§ EXERCISE REQUIREMENTS: Look through the lines below and extract any with the word "Delivery".

** Opening INFORMATION SHOWN block **

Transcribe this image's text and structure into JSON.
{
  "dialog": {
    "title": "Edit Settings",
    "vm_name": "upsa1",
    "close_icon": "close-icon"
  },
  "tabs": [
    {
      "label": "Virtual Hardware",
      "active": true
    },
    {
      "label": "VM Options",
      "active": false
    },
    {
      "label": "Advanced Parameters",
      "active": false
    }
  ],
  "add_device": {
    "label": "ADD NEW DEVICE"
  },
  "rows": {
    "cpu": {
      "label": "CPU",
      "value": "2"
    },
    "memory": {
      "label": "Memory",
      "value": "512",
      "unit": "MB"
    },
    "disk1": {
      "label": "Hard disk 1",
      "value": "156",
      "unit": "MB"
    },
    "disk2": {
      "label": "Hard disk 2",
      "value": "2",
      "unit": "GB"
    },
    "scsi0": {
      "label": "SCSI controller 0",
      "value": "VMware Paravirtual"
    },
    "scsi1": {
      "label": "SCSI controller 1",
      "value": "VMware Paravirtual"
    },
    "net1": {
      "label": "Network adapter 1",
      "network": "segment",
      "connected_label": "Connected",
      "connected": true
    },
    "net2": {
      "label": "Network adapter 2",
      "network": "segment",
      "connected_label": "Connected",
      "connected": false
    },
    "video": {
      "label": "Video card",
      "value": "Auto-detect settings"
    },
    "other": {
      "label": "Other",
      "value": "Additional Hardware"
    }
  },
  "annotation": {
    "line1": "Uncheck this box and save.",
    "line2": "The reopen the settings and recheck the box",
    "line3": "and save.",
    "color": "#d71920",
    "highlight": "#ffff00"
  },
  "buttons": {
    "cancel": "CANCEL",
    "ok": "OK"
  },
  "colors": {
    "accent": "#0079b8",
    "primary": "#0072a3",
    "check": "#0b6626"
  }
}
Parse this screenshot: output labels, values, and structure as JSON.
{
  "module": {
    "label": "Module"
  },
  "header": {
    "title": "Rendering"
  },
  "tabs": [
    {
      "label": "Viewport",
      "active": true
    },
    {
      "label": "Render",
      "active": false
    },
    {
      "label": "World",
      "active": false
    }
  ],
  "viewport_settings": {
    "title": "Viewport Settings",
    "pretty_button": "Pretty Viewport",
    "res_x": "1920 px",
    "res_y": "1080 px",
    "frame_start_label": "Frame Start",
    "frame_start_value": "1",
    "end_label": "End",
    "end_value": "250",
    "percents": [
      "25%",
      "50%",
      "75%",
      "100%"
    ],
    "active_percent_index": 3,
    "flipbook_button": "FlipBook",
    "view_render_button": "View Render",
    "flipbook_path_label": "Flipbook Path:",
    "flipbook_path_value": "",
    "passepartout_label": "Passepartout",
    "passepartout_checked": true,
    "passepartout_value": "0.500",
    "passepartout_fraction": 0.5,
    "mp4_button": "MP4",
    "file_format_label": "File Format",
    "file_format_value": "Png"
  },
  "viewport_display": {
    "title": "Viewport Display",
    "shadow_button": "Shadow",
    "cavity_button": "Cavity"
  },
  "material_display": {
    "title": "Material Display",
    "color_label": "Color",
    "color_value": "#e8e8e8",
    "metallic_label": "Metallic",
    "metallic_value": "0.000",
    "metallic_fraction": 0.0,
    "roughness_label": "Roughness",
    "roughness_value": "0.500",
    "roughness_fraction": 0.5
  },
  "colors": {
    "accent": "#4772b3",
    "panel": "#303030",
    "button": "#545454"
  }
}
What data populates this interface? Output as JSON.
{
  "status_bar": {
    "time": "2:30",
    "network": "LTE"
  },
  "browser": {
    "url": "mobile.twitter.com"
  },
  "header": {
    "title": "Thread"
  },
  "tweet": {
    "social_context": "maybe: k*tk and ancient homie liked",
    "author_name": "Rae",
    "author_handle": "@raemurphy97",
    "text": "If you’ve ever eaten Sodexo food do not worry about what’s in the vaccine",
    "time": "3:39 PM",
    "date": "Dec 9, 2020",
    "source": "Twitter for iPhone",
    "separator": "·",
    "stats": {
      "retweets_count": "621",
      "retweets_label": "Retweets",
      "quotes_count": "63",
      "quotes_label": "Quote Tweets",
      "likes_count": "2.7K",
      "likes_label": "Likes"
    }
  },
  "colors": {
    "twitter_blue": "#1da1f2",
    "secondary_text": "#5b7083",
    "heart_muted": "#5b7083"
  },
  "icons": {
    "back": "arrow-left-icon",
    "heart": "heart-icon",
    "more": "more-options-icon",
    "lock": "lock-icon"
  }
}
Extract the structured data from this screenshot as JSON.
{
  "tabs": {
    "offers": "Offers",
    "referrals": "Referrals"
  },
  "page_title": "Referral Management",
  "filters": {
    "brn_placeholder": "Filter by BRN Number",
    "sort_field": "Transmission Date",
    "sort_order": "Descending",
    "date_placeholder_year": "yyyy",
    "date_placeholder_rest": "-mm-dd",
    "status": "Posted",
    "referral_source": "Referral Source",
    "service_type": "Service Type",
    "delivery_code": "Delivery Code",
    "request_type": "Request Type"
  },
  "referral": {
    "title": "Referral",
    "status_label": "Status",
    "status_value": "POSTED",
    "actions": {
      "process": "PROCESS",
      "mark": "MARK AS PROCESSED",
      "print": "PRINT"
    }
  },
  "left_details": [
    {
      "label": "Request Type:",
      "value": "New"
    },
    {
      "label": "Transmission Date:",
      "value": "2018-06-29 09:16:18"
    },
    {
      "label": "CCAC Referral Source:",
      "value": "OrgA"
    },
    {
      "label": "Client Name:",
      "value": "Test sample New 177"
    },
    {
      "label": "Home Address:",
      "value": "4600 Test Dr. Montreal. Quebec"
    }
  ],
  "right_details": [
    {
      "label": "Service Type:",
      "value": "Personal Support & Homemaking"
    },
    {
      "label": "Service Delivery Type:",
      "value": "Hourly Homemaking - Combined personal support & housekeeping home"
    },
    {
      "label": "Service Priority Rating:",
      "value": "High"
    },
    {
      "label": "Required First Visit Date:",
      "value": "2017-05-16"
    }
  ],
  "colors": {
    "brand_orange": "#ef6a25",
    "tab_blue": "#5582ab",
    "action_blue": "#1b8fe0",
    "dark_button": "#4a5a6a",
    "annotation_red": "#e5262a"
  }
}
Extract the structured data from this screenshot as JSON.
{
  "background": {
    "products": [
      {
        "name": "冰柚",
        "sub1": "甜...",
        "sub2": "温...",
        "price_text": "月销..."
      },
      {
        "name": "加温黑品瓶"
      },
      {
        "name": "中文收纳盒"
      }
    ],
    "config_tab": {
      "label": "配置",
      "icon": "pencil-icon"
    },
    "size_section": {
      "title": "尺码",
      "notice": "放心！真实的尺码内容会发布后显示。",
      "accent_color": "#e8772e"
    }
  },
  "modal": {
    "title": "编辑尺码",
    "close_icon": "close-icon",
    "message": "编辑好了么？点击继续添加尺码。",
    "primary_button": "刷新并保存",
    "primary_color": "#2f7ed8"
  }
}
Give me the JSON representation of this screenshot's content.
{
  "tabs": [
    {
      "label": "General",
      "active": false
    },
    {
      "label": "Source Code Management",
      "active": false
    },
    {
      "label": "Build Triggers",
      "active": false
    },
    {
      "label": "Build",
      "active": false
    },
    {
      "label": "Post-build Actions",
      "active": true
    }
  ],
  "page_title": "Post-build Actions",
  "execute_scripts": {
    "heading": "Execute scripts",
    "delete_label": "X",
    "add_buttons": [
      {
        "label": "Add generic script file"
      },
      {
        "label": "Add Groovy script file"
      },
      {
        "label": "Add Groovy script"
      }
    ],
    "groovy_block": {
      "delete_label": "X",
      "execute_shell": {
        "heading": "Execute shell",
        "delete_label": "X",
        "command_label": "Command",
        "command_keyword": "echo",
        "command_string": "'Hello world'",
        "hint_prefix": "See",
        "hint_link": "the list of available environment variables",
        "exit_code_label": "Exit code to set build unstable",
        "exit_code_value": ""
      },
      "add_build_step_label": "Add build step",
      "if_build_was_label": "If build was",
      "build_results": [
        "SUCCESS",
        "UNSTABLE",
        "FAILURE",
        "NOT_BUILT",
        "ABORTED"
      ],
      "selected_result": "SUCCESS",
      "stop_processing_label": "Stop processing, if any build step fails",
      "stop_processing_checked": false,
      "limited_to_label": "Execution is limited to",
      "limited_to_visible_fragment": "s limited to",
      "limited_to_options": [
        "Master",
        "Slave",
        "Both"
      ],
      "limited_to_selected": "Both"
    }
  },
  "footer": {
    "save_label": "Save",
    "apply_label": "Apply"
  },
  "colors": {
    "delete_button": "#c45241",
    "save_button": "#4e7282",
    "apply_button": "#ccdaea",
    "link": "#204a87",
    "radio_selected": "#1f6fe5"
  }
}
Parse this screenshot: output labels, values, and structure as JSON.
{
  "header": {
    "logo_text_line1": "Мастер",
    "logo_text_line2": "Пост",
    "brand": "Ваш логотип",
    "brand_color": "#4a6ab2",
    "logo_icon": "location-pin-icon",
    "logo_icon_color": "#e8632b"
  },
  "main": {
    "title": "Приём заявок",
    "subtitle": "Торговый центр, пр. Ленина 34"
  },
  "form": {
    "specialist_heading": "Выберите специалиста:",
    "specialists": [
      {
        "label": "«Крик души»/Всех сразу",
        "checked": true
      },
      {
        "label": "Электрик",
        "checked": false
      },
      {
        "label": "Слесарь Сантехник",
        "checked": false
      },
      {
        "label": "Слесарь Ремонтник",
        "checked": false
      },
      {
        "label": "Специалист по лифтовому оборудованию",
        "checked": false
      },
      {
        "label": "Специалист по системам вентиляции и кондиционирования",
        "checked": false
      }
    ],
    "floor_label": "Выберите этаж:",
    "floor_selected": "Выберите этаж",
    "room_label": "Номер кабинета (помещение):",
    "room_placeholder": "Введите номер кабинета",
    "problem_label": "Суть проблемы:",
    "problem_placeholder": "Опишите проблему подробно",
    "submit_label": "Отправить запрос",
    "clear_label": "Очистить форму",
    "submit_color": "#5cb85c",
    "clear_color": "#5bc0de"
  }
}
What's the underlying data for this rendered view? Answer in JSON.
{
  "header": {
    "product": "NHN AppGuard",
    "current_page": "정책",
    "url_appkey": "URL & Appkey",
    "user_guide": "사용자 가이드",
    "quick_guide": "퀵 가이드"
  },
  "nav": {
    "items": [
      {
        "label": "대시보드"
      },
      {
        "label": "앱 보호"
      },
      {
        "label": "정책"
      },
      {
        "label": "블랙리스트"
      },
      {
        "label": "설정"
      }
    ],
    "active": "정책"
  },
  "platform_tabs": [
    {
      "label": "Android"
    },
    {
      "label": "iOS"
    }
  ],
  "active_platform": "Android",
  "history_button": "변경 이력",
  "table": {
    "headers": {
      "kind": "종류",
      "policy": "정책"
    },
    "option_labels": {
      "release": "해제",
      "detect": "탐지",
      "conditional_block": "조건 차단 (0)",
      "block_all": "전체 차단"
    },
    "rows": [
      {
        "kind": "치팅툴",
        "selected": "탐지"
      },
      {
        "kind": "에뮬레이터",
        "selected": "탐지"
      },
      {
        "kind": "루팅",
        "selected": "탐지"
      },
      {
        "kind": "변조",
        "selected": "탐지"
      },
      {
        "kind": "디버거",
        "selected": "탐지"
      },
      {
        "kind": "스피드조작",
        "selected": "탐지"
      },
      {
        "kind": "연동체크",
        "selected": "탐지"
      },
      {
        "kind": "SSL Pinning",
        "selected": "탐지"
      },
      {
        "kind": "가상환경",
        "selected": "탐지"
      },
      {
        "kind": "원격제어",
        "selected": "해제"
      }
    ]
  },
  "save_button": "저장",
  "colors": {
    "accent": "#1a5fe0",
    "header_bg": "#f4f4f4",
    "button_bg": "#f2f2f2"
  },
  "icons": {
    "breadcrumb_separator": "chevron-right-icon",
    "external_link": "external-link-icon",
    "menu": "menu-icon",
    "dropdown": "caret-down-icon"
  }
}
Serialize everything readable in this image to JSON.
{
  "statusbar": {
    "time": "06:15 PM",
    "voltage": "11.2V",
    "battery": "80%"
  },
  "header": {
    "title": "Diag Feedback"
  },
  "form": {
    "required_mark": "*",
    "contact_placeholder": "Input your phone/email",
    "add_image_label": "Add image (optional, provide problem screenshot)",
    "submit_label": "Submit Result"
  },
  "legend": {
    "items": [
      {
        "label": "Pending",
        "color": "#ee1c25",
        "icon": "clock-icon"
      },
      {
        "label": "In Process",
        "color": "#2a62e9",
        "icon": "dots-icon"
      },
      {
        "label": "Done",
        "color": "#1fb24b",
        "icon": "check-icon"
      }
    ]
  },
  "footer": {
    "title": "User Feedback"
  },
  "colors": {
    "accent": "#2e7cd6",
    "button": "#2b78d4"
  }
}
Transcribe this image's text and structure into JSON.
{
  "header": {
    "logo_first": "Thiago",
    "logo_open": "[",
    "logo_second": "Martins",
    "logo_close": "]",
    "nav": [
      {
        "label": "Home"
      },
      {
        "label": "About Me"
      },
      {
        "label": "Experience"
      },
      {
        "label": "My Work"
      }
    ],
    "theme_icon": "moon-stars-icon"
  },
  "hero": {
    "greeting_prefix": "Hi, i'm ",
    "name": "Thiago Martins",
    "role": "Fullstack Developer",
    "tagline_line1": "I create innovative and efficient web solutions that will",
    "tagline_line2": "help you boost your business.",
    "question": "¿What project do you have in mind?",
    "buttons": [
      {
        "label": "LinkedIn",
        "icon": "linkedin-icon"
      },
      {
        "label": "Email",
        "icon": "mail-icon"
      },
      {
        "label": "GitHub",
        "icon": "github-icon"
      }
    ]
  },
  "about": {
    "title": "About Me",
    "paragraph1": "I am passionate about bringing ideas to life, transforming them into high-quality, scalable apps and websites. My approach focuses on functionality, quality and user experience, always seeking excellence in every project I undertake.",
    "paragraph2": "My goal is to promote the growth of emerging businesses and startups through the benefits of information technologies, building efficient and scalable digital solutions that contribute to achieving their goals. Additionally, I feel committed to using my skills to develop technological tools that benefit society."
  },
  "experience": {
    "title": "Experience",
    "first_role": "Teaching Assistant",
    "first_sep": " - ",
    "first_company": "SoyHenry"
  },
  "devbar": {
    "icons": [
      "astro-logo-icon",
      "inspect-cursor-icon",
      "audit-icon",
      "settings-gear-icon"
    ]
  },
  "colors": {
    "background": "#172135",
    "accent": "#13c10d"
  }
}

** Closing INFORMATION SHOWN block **

§ YOUR SOLUTION:
    "delivery_code": "Delivery Code",
      "label": "Service Delivery Type:",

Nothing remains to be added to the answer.